Example: "It's your fault that we are under investigation"
If you see yourself as externally controlled, you see yourself as helpless, a victim of fate or "the System". You don't believe you can really affect the basic shape of your life, let alone make any difference in the world, so you try and manipulate others to take care of your interests. Someone else is to blame and is responsible for your pain, your loss, your failure.
The truth is, we are constantly making decisions and every decision affects and steers our lives. It is your responsibility to assert your needs, to say no or go elsewhere for what you want. In some way, we are responsible for nearly everything that happens to us, including our distress and unhappiness. Taking responsibility means accepting the consequences of your own choices. Ask yourself: what choices have I made that resulted in this situation? What decisions can I now make to change it?
The opposite distortion is also very common - the fallacy that makes you responsible for the pain or happiness of everyone around you. You carry the world on your shoulders. You have to right all wrongs, fill every need and balm each hurt; if you don't you feel guilty and turn the blame on yourself. Blaming yourself means labelling yourself inadequate if things go wrong. With this view point you are very easily manipulated. The key to overcoming this doesn't imply that you are also responsible for what happens to others. Remember, part of respecting others includes respecting their ability to overcome or accept their own pains, make their own decisions and be in ccontrol of their own lives.
Example: "I'll never be any good at people management" after just one bad experience!

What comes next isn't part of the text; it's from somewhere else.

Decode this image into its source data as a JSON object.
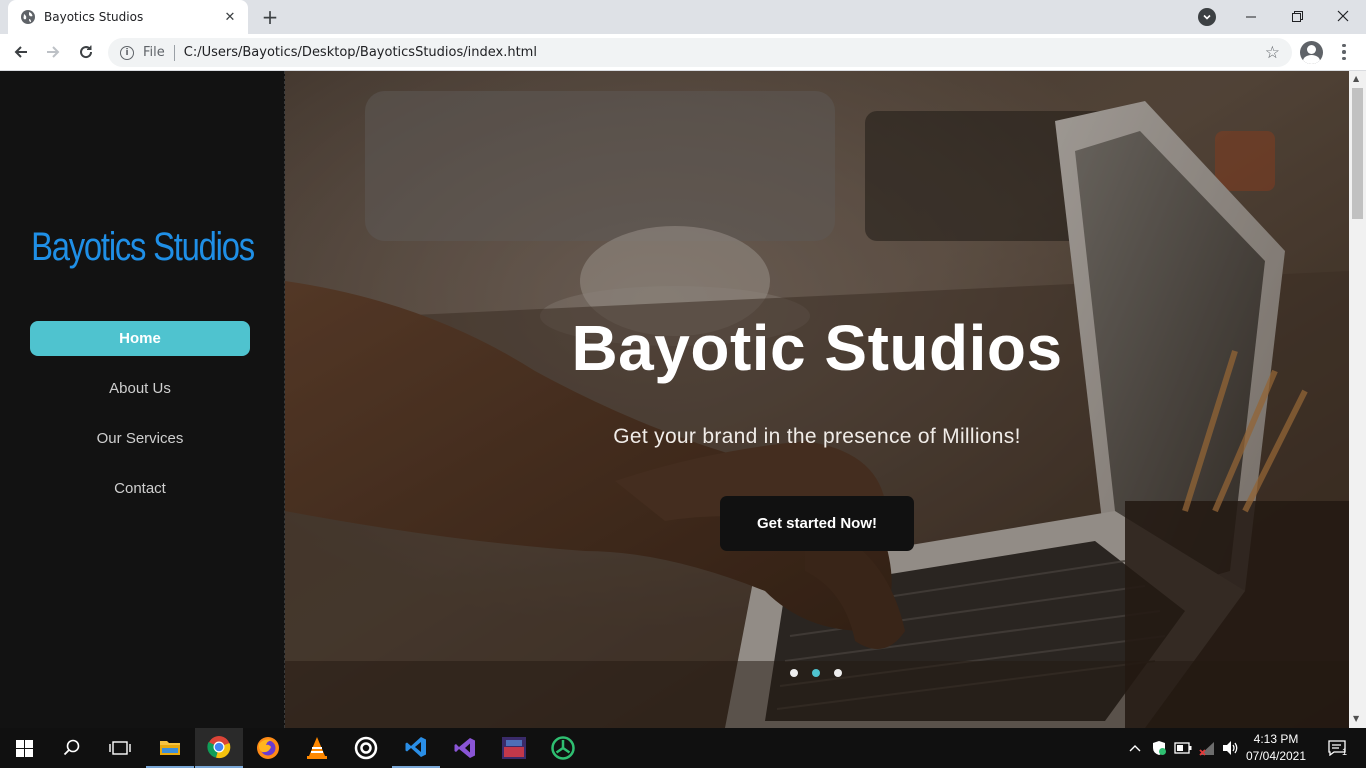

In this distortion you make a broad, generalised conclusion, often couched in the form of absolute statements, based on one piece of evidence. If something bad happens once, you expect it to happen over and over again. If someone shows evidence of a negative trait, this is picked up on and exaggerated into a global judgment. This inevitably leads to more and more restrictions in life and your view of the world becomes stereotyped. Cue words that indicate you may be over-generalising are; all, every, none, never, always, everybody and nobody. To become more flexible use words such as; may, sometimes, and often. Be particularly sensitive to absolute statements about the future such as "No one will ever listen to me" because they may become self-fulfilling prophecies.

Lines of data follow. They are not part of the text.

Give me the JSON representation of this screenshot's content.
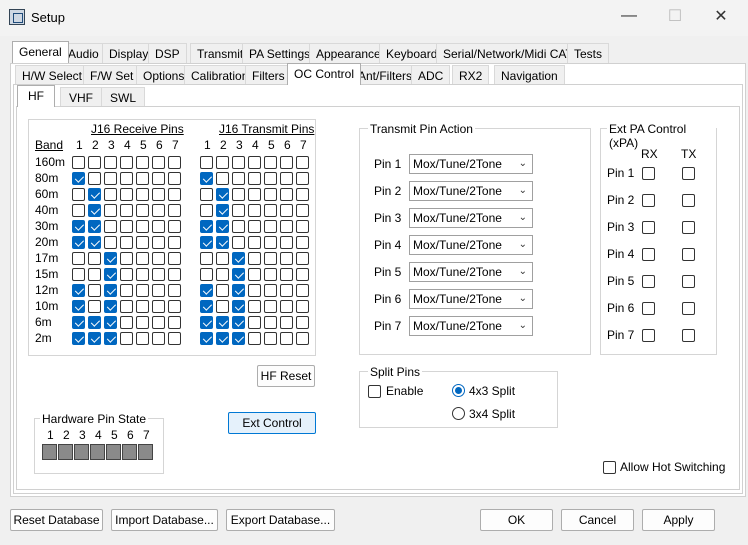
{
  "window": {
    "title": "Setup"
  },
  "main_tabs": [
    "General",
    "Audio",
    "Display",
    "DSP",
    "Transmit",
    "PA Settings",
    "Appearance",
    "Keyboard",
    "Serial/Network/Midi CAT",
    "Tests"
  ],
  "sub_tabs": [
    "H/W Select",
    "F/W Set",
    "Options",
    "Calibration",
    "Filters",
    "OC Control",
    "Ant/Filters",
    "ADC",
    "RX2",
    "Navigation"
  ],
  "band_tabs": [
    "HF",
    "VHF",
    "SWL"
  ],
  "oc": {
    "receive_title": "J16 Receive Pins",
    "transmit_title": "J16 Transmit Pins",
    "band_header": "Band",
    "pin_numbers": [
      "1",
      "2",
      "3",
      "4",
      "5",
      "6",
      "7"
    ],
    "bands": [
      {
        "name": "160m",
        "rx": [
          0,
          0,
          0,
          0,
          0,
          0,
          0
        ],
        "tx": [
          0,
          0,
          0,
          0,
          0,
          0,
          0
        ]
      },
      {
        "name": "80m",
        "rx": [
          1,
          0,
          0,
          0,
          0,
          0,
          0
        ],
        "tx": [
          1,
          0,
          0,
          0,
          0,
          0,
          0
        ]
      },
      {
        "name": "60m",
        "rx": [
          0,
          1,
          0,
          0,
          0,
          0,
          0
        ],
        "tx": [
          0,
          1,
          0,
          0,
          0,
          0,
          0
        ]
      },
      {
        "name": "40m",
        "rx": [
          0,
          1,
          0,
          0,
          0,
          0,
          0
        ],
        "tx": [
          0,
          1,
          0,
          0,
          0,
          0,
          0
        ]
      },
      {
        "name": "30m",
        "rx": [
          1,
          1,
          0,
          0,
          0,
          0,
          0
        ],
        "tx": [
          1,
          1,
          0,
          0,
          0,
          0,
          0
        ]
      },
      {
        "name": "20m",
        "rx": [
          1,
          1,
          0,
          0,
          0,
          0,
          0
        ],
        "tx": [
          1,
          1,
          0,
          0,
          0,
          0,
          0
        ]
      },
      {
        "name": "17m",
        "rx": [
          0,
          0,
          1,
          0,
          0,
          0,
          0
        ],
        "tx": [
          0,
          0,
          1,
          0,
          0,
          0,
          0
        ]
      },
      {
        "name": "15m",
        "rx": [
          0,
          0,
          1,
          0,
          0,
          0,
          0
        ],
        "tx": [
          0,
          0,
          1,
          0,
          0,
          0,
          0
        ]
      },
      {
        "name": "12m",
        "rx": [
          1,
          0,
          1,
          0,
          0,
          0,
          0
        ],
        "tx": [
          1,
          0,
          1,
          0,
          0,
          0,
          0
        ]
      },
      {
        "name": "10m",
        "rx": [
          1,
          0,
          1,
          0,
          0,
          0,
          0
        ],
        "tx": [
          1,
          0,
          1,
          0,
          0,
          0,
          0
        ]
      },
      {
        "name": "6m",
        "rx": [
          1,
          1,
          1,
          0,
          0,
          0,
          0
        ],
        "tx": [
          1,
          1,
          1,
          0,
          0,
          0,
          0
        ]
      },
      {
        "name": "2m",
        "rx": [
          1,
          1,
          1,
          0,
          0,
          0,
          0
        ],
        "tx": [
          1,
          1,
          1,
          0,
          0,
          0,
          0
        ]
      }
    ],
    "hf_reset": "HF Reset",
    "ext_control": "Ext Control"
  },
  "hardware_pin_state": {
    "title": "Hardware Pin State",
    "pins": [
      "1",
      "2",
      "3",
      "4",
      "5",
      "6",
      "7"
    ]
  },
  "transmit_pin_action": {
    "title": "Transmit Pin Action",
    "rows": [
      {
        "label": "Pin 1",
        "value": "Mox/Tune/2Tone"
      },
      {
        "label": "Pin 2",
        "value": "Mox/Tune/2Tone"
      },
      {
        "label": "Pin 3",
        "value": "Mox/Tune/2Tone"
      },
      {
        "label": "Pin 4",
        "value": "Mox/Tune/2Tone"
      },
      {
        "label": "Pin 5",
        "value": "Mox/Tune/2Tone"
      },
      {
        "label": "Pin 6",
        "value": "Mox/Tune/2Tone"
      },
      {
        "label": "Pin 7",
        "value": "Mox/Tune/2Tone"
      }
    ]
  },
  "ext_pa": {
    "title": "Ext PA Control (xPA)",
    "rx_label": "RX",
    "tx_label": "TX",
    "pins": [
      "Pin 1",
      "Pin 2",
      "Pin 3",
      "Pin 4",
      "Pin 5",
      "Pin 6",
      "Pin 7"
    ]
  },
  "split_pins": {
    "title": "Split Pins",
    "enable_label": "Enable",
    "enabled": false,
    "opt1": "4x3 Split",
    "opt2": "3x4 Split",
    "selected": "4x3 Split"
  },
  "allow_hot_switching": {
    "label": "Allow Hot Switching",
    "checked": false
  },
  "footer": {
    "reset": "Reset Database",
    "import": "Import Database...",
    "export": "Export Database...",
    "ok": "OK",
    "cancel": "Cancel",
    "apply": "Apply"
  },
  "colors": {
    "accent": "#0067c0",
    "face": "#f0f0f0",
    "ext_button": "#e5f1fb"
  }
}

5. World View
Example: "this always happens to me"
As a practical matter, we must all proceed with the business of living by relying on "maps" of the world that we have taken on trust and that we have not tested and often cannot test. To make sense of personal experience, we all absorb a constant stream of reports, descriptions, judgments, inferences and assumptions coming from a multitude of sources. From this abundance of stored information, you piece together a mental "model" of the world and its workings that literally becomes your world view. however, people do vary considerably in their misinformation - or the accuracy of their map. people also vary in the degree to which they actively seek out new information, take opportunities to correct or update their mental models, and expose themselves to new experiences. be more active in the way that you test your view of the world and a good way to do this might be to ask yourself " how would I advise my best friend in this situation?" If you would advise them to test their views, what's to stop you testing yours? .......
Peaceworks run courses in lots of subjects to help you stay healthy in your relationships at work.
1. Conflict management and mediation skills
4. Anger management
5. Leadership and Management
6. Personal and executive coaching